(Excerpts from an interface dataset)
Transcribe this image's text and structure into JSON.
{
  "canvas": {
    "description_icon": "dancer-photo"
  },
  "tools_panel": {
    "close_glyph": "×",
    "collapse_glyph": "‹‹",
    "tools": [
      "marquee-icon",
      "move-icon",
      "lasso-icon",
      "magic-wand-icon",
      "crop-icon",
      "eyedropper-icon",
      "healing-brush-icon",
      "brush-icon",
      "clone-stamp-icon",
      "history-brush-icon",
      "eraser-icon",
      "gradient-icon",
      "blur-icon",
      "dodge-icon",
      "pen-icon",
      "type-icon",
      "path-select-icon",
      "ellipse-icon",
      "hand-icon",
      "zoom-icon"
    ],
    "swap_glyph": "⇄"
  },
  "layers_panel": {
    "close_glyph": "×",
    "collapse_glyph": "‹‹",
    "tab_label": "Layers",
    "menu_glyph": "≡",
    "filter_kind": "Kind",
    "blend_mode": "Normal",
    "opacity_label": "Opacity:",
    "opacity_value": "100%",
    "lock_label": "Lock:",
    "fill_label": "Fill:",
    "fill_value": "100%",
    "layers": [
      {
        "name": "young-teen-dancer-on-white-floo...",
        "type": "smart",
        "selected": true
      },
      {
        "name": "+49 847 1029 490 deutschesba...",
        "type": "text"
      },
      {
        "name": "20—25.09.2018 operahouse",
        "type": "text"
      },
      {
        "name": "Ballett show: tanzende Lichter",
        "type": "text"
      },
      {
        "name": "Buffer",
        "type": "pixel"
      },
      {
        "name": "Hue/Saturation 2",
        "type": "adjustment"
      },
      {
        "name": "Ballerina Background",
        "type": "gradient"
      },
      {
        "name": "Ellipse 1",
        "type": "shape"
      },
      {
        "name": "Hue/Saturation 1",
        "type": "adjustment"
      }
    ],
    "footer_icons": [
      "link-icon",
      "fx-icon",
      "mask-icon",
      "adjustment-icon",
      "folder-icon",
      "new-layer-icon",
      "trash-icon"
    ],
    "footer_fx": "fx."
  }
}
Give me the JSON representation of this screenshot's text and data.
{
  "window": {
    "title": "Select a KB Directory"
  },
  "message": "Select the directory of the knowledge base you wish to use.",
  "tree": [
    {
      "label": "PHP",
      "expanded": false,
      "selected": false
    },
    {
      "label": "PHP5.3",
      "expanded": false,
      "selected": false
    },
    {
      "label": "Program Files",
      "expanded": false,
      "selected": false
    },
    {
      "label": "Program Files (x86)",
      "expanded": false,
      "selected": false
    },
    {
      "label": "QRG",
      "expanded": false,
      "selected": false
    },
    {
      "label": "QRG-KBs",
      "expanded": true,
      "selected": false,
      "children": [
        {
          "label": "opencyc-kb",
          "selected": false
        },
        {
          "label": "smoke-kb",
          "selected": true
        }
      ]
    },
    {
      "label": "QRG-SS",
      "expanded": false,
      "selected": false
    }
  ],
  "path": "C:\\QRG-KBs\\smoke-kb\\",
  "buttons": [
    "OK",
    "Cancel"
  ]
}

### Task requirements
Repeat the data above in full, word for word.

### Output for this exercise
Transcribe this image's text and structure into JSON.
{
  "canvas": {
    "description_icon": "dancer-photo"
  },
  "tools_panel": {
    "close_glyph": "×",
    "collapse_glyph": "‹‹",
    "tools": [
      "marquee-icon",
      "move-icon",
      "lasso-icon",
      "magic-wand-icon",
      "crop-icon",
      "eyedropper-icon",
      "healing-brush-icon",
      "brush-icon",
      "clone-stamp-icon",
      "history-brush-icon",
      "eraser-icon",
      "gradient-icon",
      "blur-icon",
      "dodge-icon",
      "pen-icon",
      "type-icon",
      "path-select-icon",
      "ellipse-icon",
      "hand-icon",
      "zoom-icon"
    ],
    "swap_glyph": "⇄"
  },
  "layers_panel": {
    "close_glyph": "×",
    "collapse_glyph": "‹‹",
    "tab_label": "Layers",
    "menu_glyph": "≡",
    "filter_kind": "Kind",
    "blend_mode": "Normal",
    "opacity_label": "Opacity:",
    "opacity_value": "100%",
    "lock_label": "Lock:",
    "fill_label": "Fill:",
    "fill_value": "100%",
    "layers": [
      {
        "name": "young-teen-dancer-on-white-floo...",
        "type": "smart",
        "selected": true
      },
      {
        "name": "+49 847 1029 490 deutschesba...",
        "type": "text"
      },
      {
        "name": "20—25.09.2018 operahouse",
        "type": "text"
      },
      {
        "name": "Ballett show: tanzende Lichter",
        "type": "text"
      },
      {
        "name": "Buffer",
        "type": "pixel"
      },
      {
        "name": "Hue/Saturation 2",
        "type": "adjustment"
      },
      {
        "name": "Ballerina Background",
        "type": "gradient"
      },
      {
        "name": "Ellipse 1",
        "type": "shape"
      },
      {
        "name": "Hue/Saturation 1",
        "type": "adjustment"
      }
    ],
    "footer_icons": [
      "link-icon",
      "fx-icon",
      "mask-icon",
      "adjustment-icon",
      "folder-icon",
      "new-layer-icon",
      "trash-icon"
    ],
    "footer_fx": "fx."
  }
}
Give me the JSON representation of this screenshot's text and data.
{
  "window": {
    "title": "Select a KB Directory"
  },
  "message": "Select the directory of the knowledge base you wish to use.",
  "tree": [
    {
      "label": "PHP",
      "expanded": false,
      "selected": false
    },
    {
      "label": "PHP5.3",
      "expanded": false,
      "selected": false
    },
    {
      "label": "Program Files",
      "expanded": false,
      "selected": false
    },
    {
      "label": "Program Files (x86)",
      "expanded": false,
      "selected": false
    },
    {
      "label": "QRG",
      "expanded": false,
      "selected": false
    },
    {
      "label": "QRG-KBs",
      "expanded": true,
      "selected": false,
      "children": [
        {
          "label": "opencyc-kb",
          "selected": false
        },
        {
          "label": "smoke-kb",
          "selected": true
        }
      ]
    },
    {
      "label": "QRG-SS",
      "expanded": false,
      "selected": false
    }
  ],
  "path": "C:\\QRG-KBs\\smoke-kb\\",
  "buttons": [
    "OK",
    "Cancel"
  ]
}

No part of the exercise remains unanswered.